From January 23, budget airline Ryanair is to suspend flights to and from airports within Italy, after laws on ID are relaxed.
In November, Italian civil aviation authority ENAC introduced national legislation allowing passengers to travel domestically with forms of identification other than passports, such as Italian AT/BT cards, employment IDs and Italian fishing or hunting licences.
This decision goes against Ryanair’s travel documentation policy that states: “Passengers should carry a valid passport (and visa if applicable) or government issued national identification card on all journeys. Ryanair does NOT accept driver licence, residence cards, family books, seaman books, ministerial ID’s, military ID cards, Italian AT/BT cards etc.”
Given that the ENAC’s new law will mean that Ryanair’s handling staff, who are responsible for checking ID at the gate, may be imprisoned if they refuse travel to passengers flying with these other forms of ID, the airline has decided to temporarily suspend flights between its ten Italian airports.
These are: Alghero, Bari, Bologna, Brindisi, Cagliari in Sardinia, Milan (Bergamo), Pescara, Pisa, Rome (Ciampino), and Trapani in Sicily.
Ryanair states that the reason it has a strict travel ID policy in place is that it requires all passengers to check-in online, “so it is imperative for the safety and security of all Ryanair flights that all Ryanair passengers agree at the time of booking that they will produce either a passport or an EU/EEA national ID card at the boarding gate prior to the boarding of their flight”.
Ryanair adds that its Italian domestic flights will only be restored if it “can be certain that the safety and security of its operations will not be undermined by ENAC’s unlawful interference”.
In a statement, Ryanair’s CEO Michael O’Leary said: “We sincerely regret any inconvenience that this measure will cause to our Italian domestic passengers. However, it is entirely wrong of ENAC to introduce lower safety/security measures on Italian domestic flights than the safety and security measures which already operate successfully on all Ryanair’s intra-EU flights and Ryanair’s domestic flights in every other EU country. Since these ID requirements are agreed by all passengers, there is no justification for ENAC to interfere in Ryanair’s security process.

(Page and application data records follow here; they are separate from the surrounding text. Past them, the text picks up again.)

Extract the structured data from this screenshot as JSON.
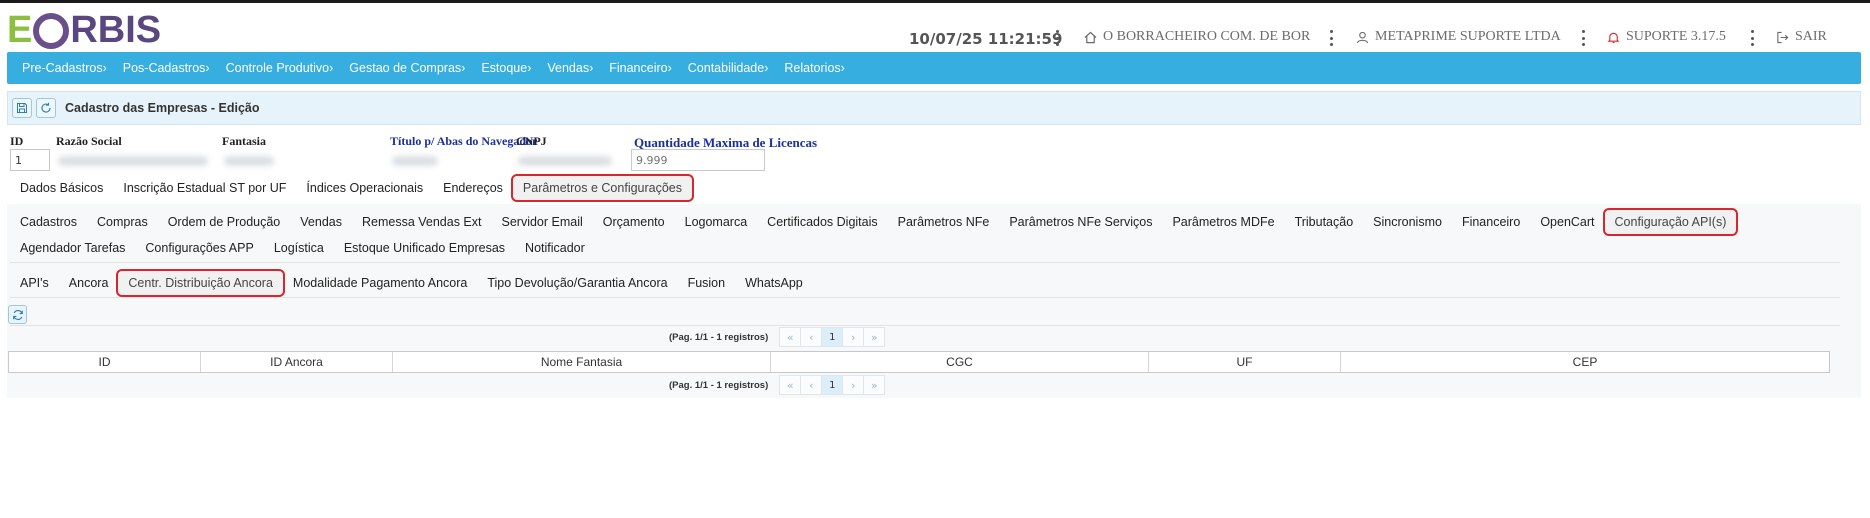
{
  "brand": {
    "e": "E",
    "rest": "RBIS"
  },
  "header": {
    "datetime": "10/07/25 11:21:59",
    "company": "O BORRACHEIRO COM. DE BOR",
    "user": "METAPRIME SUPORTE LTDA",
    "support": "SUPORTE 3.17.5",
    "logout": "SAIR"
  },
  "nav": [
    "Pre-Cadastros›",
    "Pos-Cadastros›",
    "Controle Produtivo›",
    "Gestao de Compras›",
    "Estoque›",
    "Vendas›",
    "Financeiro›",
    "Contabilidade›",
    "Relatorios›"
  ],
  "page": {
    "title": "Cadastro das Empresas - Edição"
  },
  "fields": {
    "id_label": "ID",
    "id_value": "1",
    "razao_label": "Razão Social",
    "fantasia_label": "Fantasia",
    "titulo_label": "Título p/ Abas do Navegador",
    "cnpj_label": "CNPJ",
    "licencas_label": "Quantidade Maxima de Licencas",
    "licencas_placeholder": "9.999"
  },
  "tabs_main": [
    "Dados Básicos",
    "Inscrição Estadual ST por UF",
    "Índices Operacionais",
    "Endereços",
    "Parâmetros e Configurações"
  ],
  "tabs_main_active": "Parâmetros e Configurações",
  "tabs_sub_row1": [
    "Cadastros",
    "Compras",
    "Ordem de Produção",
    "Vendas",
    "Remessa Vendas Ext",
    "Servidor Email",
    "Orçamento",
    "Logomarca",
    "Certificados Digitais",
    "Parâmetros NFe",
    "Parâmetros NFe Serviços",
    "Parâmetros MDFe",
    "Tributação",
    "Sincronismo",
    "Financeiro",
    "OpenCart",
    "Configuração API(s)"
  ],
  "tabs_sub_row2": [
    "Agendador Tarefas",
    "Configurações APP",
    "Logística",
    "Estoque Unificado Empresas",
    "Notificador"
  ],
  "tabs_sub_active": "Configuração API(s)",
  "tabs_api": [
    "API's",
    "Ancora",
    "Centr. Distribuição Ancora",
    "Modalidade Pagamento Ancora",
    "Tipo Devolução/Garantia Ancora",
    "Fusion",
    "WhatsApp"
  ],
  "tabs_api_active": "Centr. Distribuição Ancora",
  "pager": {
    "info": "(Pag. 1/1 - 1 registros)",
    "first": "«",
    "prev": "‹",
    "current": "1",
    "next": "›",
    "last": "»"
  },
  "table": {
    "columns": [
      "ID",
      "ID Ancora",
      "Nome Fantasia",
      "CGC",
      "UF",
      "CEP"
    ]
  },
  "colors": {
    "nav": "#36aee0",
    "highlight": "#d9262c",
    "brand_green": "#8cbf3f",
    "brand_purple": "#5a4780"
  }
}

“Ryanair’s passport/ID card policy has been approved by every other EU country, including ENAC itself some four years ago.
“ENAC’s unlawful insistence that Ryanair should accept other (less secure) forms of ID on Italian domestic flights, which our crews and our handling agents may be unfamiliar with, reduces safety and security in a manner which is unacceptable to Ryanair, our crews and passengers.
“Ryanair regrets this latest attempt by ENAC to unlawfully interfere in the manner in which Ryanair operates its flights, or to alter agreements which are freely entered into between passengers and Ryanair at the time of booking.
“We will be appealing this ENAC Ordinanza in the Consiglio di Stato and remain hopeful that the Consiglio di Stato will dismiss this unlawful attempt by ENAC to interfere in Ryanair’s operations and to reduce the level of safety and security enjoyed by all Ryanair passengers and flights across Italy.”
Report by Jenny Southan